Page and application data records:
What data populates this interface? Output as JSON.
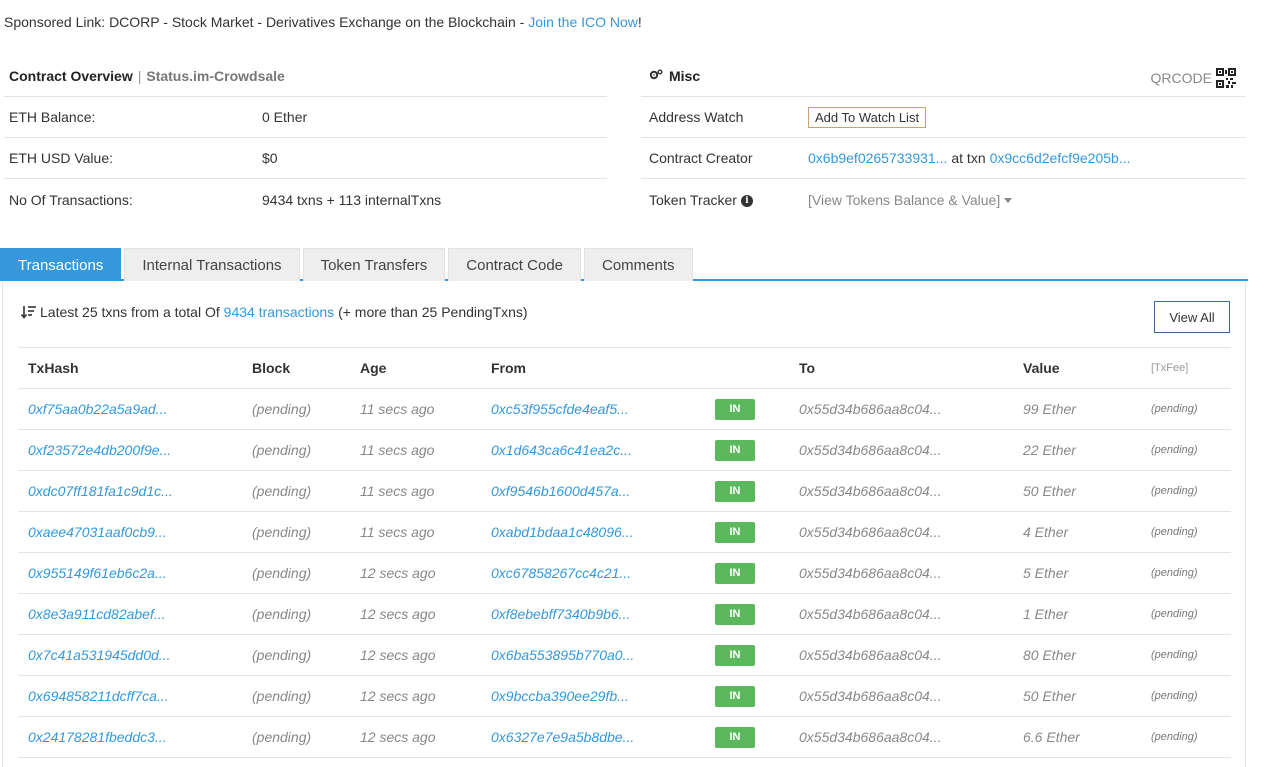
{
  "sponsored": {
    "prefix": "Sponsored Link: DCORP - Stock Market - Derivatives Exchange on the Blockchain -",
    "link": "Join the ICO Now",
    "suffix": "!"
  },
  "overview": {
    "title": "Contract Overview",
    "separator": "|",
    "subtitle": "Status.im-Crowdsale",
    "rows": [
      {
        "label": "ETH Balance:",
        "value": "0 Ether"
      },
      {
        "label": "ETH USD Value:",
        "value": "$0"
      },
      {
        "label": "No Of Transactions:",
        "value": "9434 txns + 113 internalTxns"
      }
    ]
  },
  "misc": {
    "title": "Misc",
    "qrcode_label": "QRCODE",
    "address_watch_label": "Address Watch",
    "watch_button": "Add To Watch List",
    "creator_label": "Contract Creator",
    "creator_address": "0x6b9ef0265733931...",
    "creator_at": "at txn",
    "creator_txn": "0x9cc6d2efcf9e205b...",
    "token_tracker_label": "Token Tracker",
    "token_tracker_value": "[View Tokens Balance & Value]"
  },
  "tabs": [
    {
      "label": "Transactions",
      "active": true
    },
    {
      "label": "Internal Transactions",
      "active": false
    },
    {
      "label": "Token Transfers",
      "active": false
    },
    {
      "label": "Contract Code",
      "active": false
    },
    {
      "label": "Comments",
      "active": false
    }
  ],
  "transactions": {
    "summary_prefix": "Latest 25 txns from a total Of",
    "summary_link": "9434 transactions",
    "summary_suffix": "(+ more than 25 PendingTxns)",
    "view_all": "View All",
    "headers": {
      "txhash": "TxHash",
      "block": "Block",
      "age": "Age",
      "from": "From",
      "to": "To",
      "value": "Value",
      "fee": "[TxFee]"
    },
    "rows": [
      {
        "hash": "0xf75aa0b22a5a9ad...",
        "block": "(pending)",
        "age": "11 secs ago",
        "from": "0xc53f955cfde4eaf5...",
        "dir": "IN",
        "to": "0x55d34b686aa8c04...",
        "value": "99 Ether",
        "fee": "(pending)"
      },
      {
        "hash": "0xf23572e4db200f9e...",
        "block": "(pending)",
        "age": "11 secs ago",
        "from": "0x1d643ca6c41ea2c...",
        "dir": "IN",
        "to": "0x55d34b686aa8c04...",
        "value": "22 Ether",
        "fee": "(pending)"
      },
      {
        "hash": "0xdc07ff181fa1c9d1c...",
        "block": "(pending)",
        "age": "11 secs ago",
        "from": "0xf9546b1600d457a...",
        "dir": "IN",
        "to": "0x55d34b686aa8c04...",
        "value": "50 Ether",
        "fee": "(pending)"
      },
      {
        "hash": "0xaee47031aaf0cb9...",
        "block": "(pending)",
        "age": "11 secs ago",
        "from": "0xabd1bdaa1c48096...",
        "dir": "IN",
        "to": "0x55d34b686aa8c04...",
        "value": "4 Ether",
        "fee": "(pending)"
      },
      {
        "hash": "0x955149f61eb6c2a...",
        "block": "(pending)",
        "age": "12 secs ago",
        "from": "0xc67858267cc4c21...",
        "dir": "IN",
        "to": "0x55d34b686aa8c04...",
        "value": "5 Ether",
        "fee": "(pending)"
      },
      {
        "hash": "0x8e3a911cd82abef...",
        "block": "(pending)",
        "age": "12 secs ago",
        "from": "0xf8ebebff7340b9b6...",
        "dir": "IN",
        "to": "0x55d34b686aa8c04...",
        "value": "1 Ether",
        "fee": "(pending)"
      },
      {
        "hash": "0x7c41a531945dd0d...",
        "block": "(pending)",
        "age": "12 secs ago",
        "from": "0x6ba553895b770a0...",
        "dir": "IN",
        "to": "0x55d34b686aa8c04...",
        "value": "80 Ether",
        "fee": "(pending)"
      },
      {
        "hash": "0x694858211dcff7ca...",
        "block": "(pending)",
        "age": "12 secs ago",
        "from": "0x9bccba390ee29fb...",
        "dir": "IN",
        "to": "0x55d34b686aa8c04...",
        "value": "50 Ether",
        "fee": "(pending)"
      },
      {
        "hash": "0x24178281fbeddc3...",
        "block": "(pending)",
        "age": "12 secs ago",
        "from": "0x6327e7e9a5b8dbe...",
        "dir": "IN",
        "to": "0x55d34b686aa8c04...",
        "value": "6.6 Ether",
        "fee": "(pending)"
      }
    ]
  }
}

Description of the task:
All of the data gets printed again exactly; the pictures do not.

Result:
What data populates this interface? Output as JSON.
{
  "sponsored": {
    "prefix": "Sponsored Link: DCORP - Stock Market - Derivatives Exchange on the Blockchain -",
    "link": "Join the ICO Now",
    "suffix": "!"
  },
  "overview": {
    "title": "Contract Overview",
    "separator": "|",
    "subtitle": "Status.im-Crowdsale",
    "rows": [
      {
        "label": "ETH Balance:",
        "value": "0 Ether"
      },
      {
        "label": "ETH USD Value:",
        "value": "$0"
      },
      {
        "label": "No Of Transactions:",
        "value": "9434 txns + 113 internalTxns"
      }
    ]
  },
  "misc": {
    "title": "Misc",
    "qrcode_label": "QRCODE",
    "address_watch_label": "Address Watch",
    "watch_button": "Add To Watch List",
    "creator_label": "Contract Creator",
    "creator_address": "0x6b9ef0265733931...",
    "creator_at": "at txn",
    "creator_txn": "0x9cc6d2efcf9e205b...",
    "token_tracker_label": "Token Tracker",
    "token_tracker_value": "[View Tokens Balance & Value]"
  },
  "tabs": [
    {
      "label": "Transactions",
      "active": true
    },
    {
      "label": "Internal Transactions",
      "active": false
    },
    {
      "label": "Token Transfers",
      "active": false
    },
    {
      "label": "Contract Code",
      "active": false
    },
    {
      "label": "Comments",
      "active": false
    }
  ],
  "transactions": {
    "summary_prefix": "Latest 25 txns from a total Of",
    "summary_link": "9434 transactions",
    "summary_suffix": "(+ more than 25 PendingTxns)",
    "view_all": "View All",
    "headers": {
      "txhash": "TxHash",
      "block": "Block",
      "age": "Age",
      "from": "From",
      "to": "To",
      "value": "Value",
      "fee": "[TxFee]"
    },
    "rows": [
      {
        "hash": "0xf75aa0b22a5a9ad...",
        "block": "(pending)",
        "age": "11 secs ago",
        "from": "0xc53f955cfde4eaf5...",
        "dir": "IN",
        "to": "0x55d34b686aa8c04...",
        "value": "99 Ether",
        "fee": "(pending)"
      },
      {
        "hash": "0xf23572e4db200f9e...",
        "block": "(pending)",
        "age": "11 secs ago",
        "from": "0x1d643ca6c41ea2c...",
        "dir": "IN",
        "to": "0x55d34b686aa8c04...",
        "value": "22 Ether",
        "fee": "(pending)"
      },
      {
        "hash": "0xdc07ff181fa1c9d1c...",
        "block": "(pending)",
        "age": "11 secs ago",
        "from": "0xf9546b1600d457a...",
        "dir": "IN",
        "to": "0x55d34b686aa8c04...",
        "value": "50 Ether",
        "fee": "(pending)"
      },
      {
        "hash": "0xaee47031aaf0cb9...",
        "block": "(pending)",
        "age": "11 secs ago",
        "from": "0xabd1bdaa1c48096...",
        "dir": "IN",
        "to": "0x55d34b686aa8c04...",
        "value": "4 Ether",
        "fee": "(pending)"
      },
      {
        "hash": "0x955149f61eb6c2a...",
        "block": "(pending)",
        "age": "12 secs ago",
        "from": "0xc67858267cc4c21...",
        "dir": "IN",
        "to": "0x55d34b686aa8c04...",
        "value": "5 Ether",
        "fee": "(pending)"
      },
      {
        "hash": "0x8e3a911cd82abef...",
        "block": "(pending)",
        "age": "12 secs ago",
        "from": "0xf8ebebff7340b9b6...",
        "dir": "IN",
        "to": "0x55d34b686aa8c04...",
        "value": "1 Ether",
        "fee": "(pending)"
      },
      {
        "hash": "0x7c41a531945dd0d...",
        "block": "(pending)",
        "age": "12 secs ago",
        "from": "0x6ba553895b770a0...",
        "dir": "IN",
        "to": "0x55d34b686aa8c04...",
        "value": "80 Ether",
        "fee": "(pending)"
      },
      {
        "hash": "0x694858211dcff7ca...",
        "block": "(pending)",
        "age": "12 secs ago",
        "from": "0x9bccba390ee29fb...",
        "dir": "IN",
        "to": "0x55d34b686aa8c04...",
        "value": "50 Ether",
        "fee": "(pending)"
      },
      {
        "hash": "0x24178281fbeddc3...",
        "block": "(pending)",
        "age": "12 secs ago",
        "from": "0x6327e7e9a5b8dbe...",
        "dir": "IN",
        "to": "0x55d34b686aa8c04...",
        "value": "6.6 Ether",
        "fee": "(pending)"
      }
    ]
  }
}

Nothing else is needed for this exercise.